(ENTRIES PROVIDED begins)

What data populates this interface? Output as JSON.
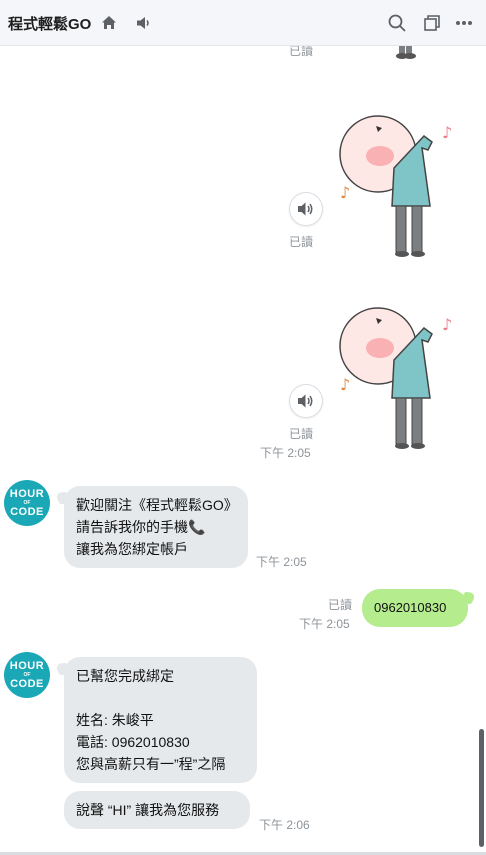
{
  "header": {
    "title": "程式輕鬆GO",
    "icons": [
      "home-icon",
      "speaker-icon",
      "search-icon",
      "notes-icon",
      "more-icon"
    ]
  },
  "messages": {
    "top_read": "已讀",
    "sticker1": {
      "read": "已讀"
    },
    "sticker2": {
      "read": "已讀",
      "time": "下午 2:05"
    },
    "bot1": {
      "avatar": {
        "line1": "HOUR",
        "line2": "OF",
        "line3": "CODE"
      },
      "lines": [
        "歡迎關注《程式輕鬆GO》",
        "請告訴我你的手機📞",
        "讓我為您綁定帳戶"
      ],
      "time": "下午 2:05"
    },
    "user1": {
      "text": "0962010830",
      "read": "已讀",
      "time": "下午 2:05"
    },
    "bot2": {
      "avatar": {
        "line1": "HOUR",
        "line2": "OF",
        "line3": "CODE"
      },
      "lines": [
        "已幫您完成綁定",
        "",
        "姓名: 朱峻平",
        "電話: 0962010830",
        "您與高薪只有一”程”之隔"
      ],
      "extra": "說聲 “HI” 讓我為您服務",
      "time": "下午 2:06"
    }
  },
  "colors": {
    "header_bg": "#f4f6f9",
    "bubble_in": "#e6e9ec",
    "bubble_out": "#b5ec8e",
    "avatar": "#1aa7b6"
  }
}
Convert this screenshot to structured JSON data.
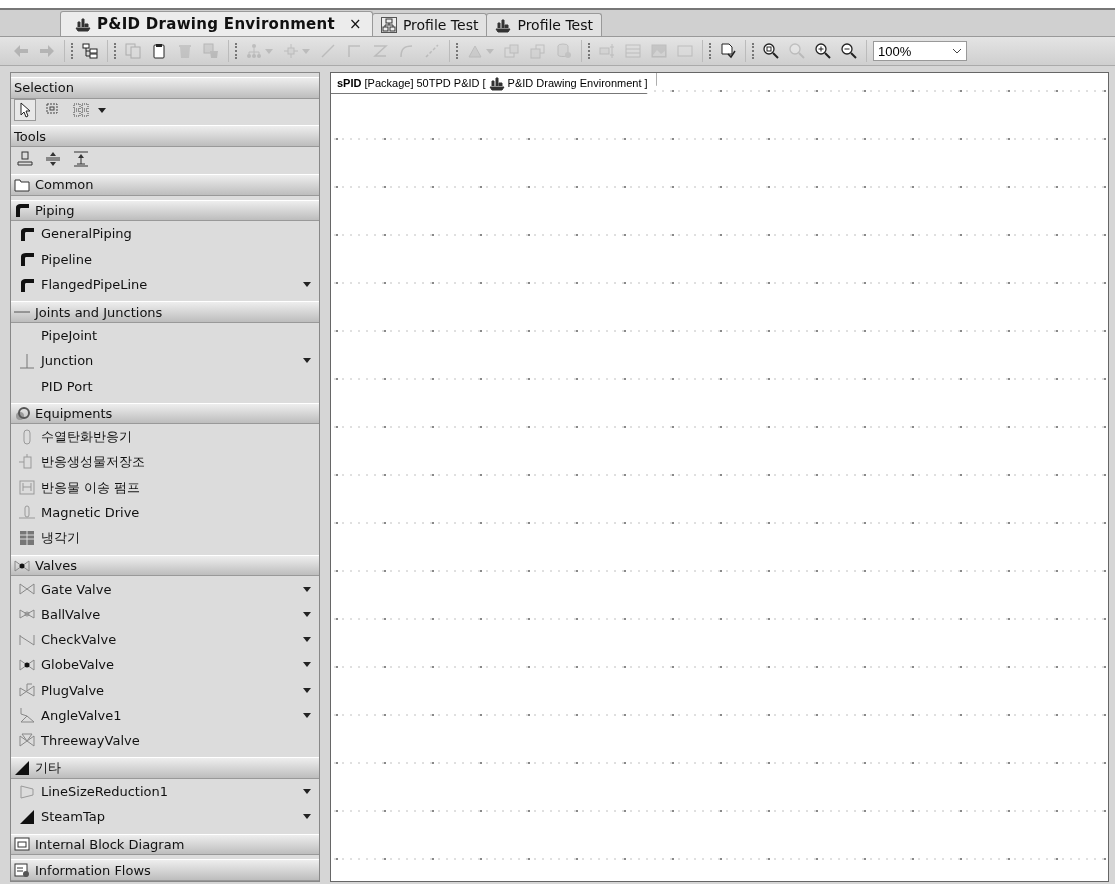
{
  "tabs": [
    {
      "label": "P&ID Drawing Environment",
      "kind": "ship",
      "selected": true,
      "close": "×"
    },
    {
      "label": "Profile Test",
      "kind": "diagram",
      "selected": false
    },
    {
      "label": "Profile Test",
      "kind": "ship",
      "selected": false
    }
  ],
  "toolbar": {
    "groups": [
      [
        {
          "kind": "back",
          "disabled": true
        },
        {
          "kind": "forward",
          "disabled": true
        }
      ],
      [
        {
          "kind": "tree",
          "disabled": false
        }
      ],
      [
        {
          "kind": "copy",
          "disabled": true
        },
        {
          "kind": "paste",
          "disabled": false
        },
        {
          "kind": "delete",
          "disabled": true
        },
        {
          "kind": "delete-model",
          "disabled": true
        }
      ],
      [
        {
          "kind": "hierarchy",
          "disabled": true,
          "has_menu": true
        },
        {
          "kind": "node",
          "disabled": true,
          "has_menu": true
        },
        {
          "kind": "line",
          "disabled": true
        },
        {
          "kind": "elbow",
          "disabled": true
        },
        {
          "kind": "zline",
          "disabled": true
        },
        {
          "kind": "curve",
          "disabled": true
        },
        {
          "kind": "dashed",
          "disabled": true
        }
      ],
      [
        {
          "kind": "shape",
          "disabled": true,
          "has_menu": true
        },
        {
          "kind": "front",
          "disabled": true
        },
        {
          "kind": "back-layer",
          "disabled": true
        },
        {
          "kind": "db",
          "disabled": true
        }
      ],
      [
        {
          "kind": "align",
          "disabled": true
        },
        {
          "kind": "table",
          "disabled": true
        },
        {
          "kind": "image",
          "disabled": true
        },
        {
          "kind": "rect",
          "disabled": true
        }
      ],
      [
        {
          "kind": "doc-check",
          "disabled": false
        }
      ],
      [
        {
          "kind": "zoom-fit",
          "disabled": false
        },
        {
          "kind": "zoom-actual",
          "disabled": true
        },
        {
          "kind": "zoom-in",
          "disabled": false
        },
        {
          "kind": "zoom-out",
          "disabled": false
        }
      ]
    ],
    "zoom": {
      "value": "100%"
    }
  },
  "palette": {
    "sections": [
      {
        "title": "Selection",
        "tools": [
          {
            "kind": "pointer",
            "selected": true
          },
          {
            "kind": "marquee",
            "selected": false
          },
          {
            "kind": "grid-select",
            "selected": false
          }
        ],
        "tools_menu": true
      },
      {
        "title": "Tools",
        "tools": [
          {
            "kind": "stamp",
            "selected": false
          },
          {
            "kind": "space",
            "selected": false
          },
          {
            "kind": "split",
            "selected": false
          }
        ],
        "tools_menu": false
      },
      {
        "title": "Common",
        "kind": "folder"
      },
      {
        "title": "Piping",
        "kind": "pipe",
        "items": [
          {
            "label": "GeneralPiping",
            "kind": "pipe",
            "has_menu": false
          },
          {
            "label": "Pipeline",
            "kind": "pipe",
            "has_menu": false
          },
          {
            "label": "FlangedPipeLine",
            "kind": "pipe",
            "has_menu": true
          }
        ]
      },
      {
        "title": "Joints and Junctions",
        "kind": "hline",
        "items": [
          {
            "label": "PipeJoint",
            "kind": "none",
            "has_menu": false
          },
          {
            "label": "Junction",
            "kind": "junction",
            "has_menu": true
          },
          {
            "label": "PID Port",
            "kind": "none",
            "has_menu": false
          }
        ]
      },
      {
        "title": "Equipments",
        "kind": "equip",
        "items": [
          {
            "label": "수열탄화반응기",
            "kind": "vessel",
            "has_menu": false
          },
          {
            "label": "반응생성물저장조",
            "kind": "tank",
            "has_menu": false
          },
          {
            "label": "반응물 이송 펌프",
            "kind": "pump",
            "has_menu": false
          },
          {
            "label": "Magnetic Drive",
            "kind": "drive",
            "has_menu": false
          },
          {
            "label": "냉각기",
            "kind": "cooler",
            "has_menu": false
          }
        ]
      },
      {
        "title": "Valves",
        "kind": "globe",
        "items": [
          {
            "label": "Gate Valve",
            "kind": "gate",
            "has_menu": true
          },
          {
            "label": "BallValve",
            "kind": "ball",
            "has_menu": true
          },
          {
            "label": "CheckValve",
            "kind": "check",
            "has_menu": true
          },
          {
            "label": "GlobeValve",
            "kind": "globe",
            "has_menu": true
          },
          {
            "label": "PlugValve",
            "kind": "plug",
            "has_menu": true
          },
          {
            "label": "AngleValve1",
            "kind": "angle",
            "has_menu": true
          },
          {
            "label": "ThreewayValve",
            "kind": "threeway",
            "has_menu": false
          }
        ]
      },
      {
        "title": "기타",
        "kind": "wedge",
        "items": [
          {
            "label": "LineSizeReduction1",
            "kind": "reducer",
            "has_menu": true
          },
          {
            "label": "SteamTap",
            "kind": "wedge",
            "has_menu": true
          }
        ]
      },
      {
        "title": "Internal Block Diagram",
        "kind": "ibd"
      },
      {
        "title": "Information Flows",
        "kind": "flows"
      }
    ]
  },
  "canvas": {
    "frame_title": "**sPID** [Package] 50TPD P&ID [",
    "frame_context": "P&ID Drawing Environment ]"
  }
}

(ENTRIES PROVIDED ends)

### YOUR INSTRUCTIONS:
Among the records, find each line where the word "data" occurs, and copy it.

### PROBLEM SOLUTION:
What data populates this interface? Output as JSON.
Convert this screenshot to structured JSON data.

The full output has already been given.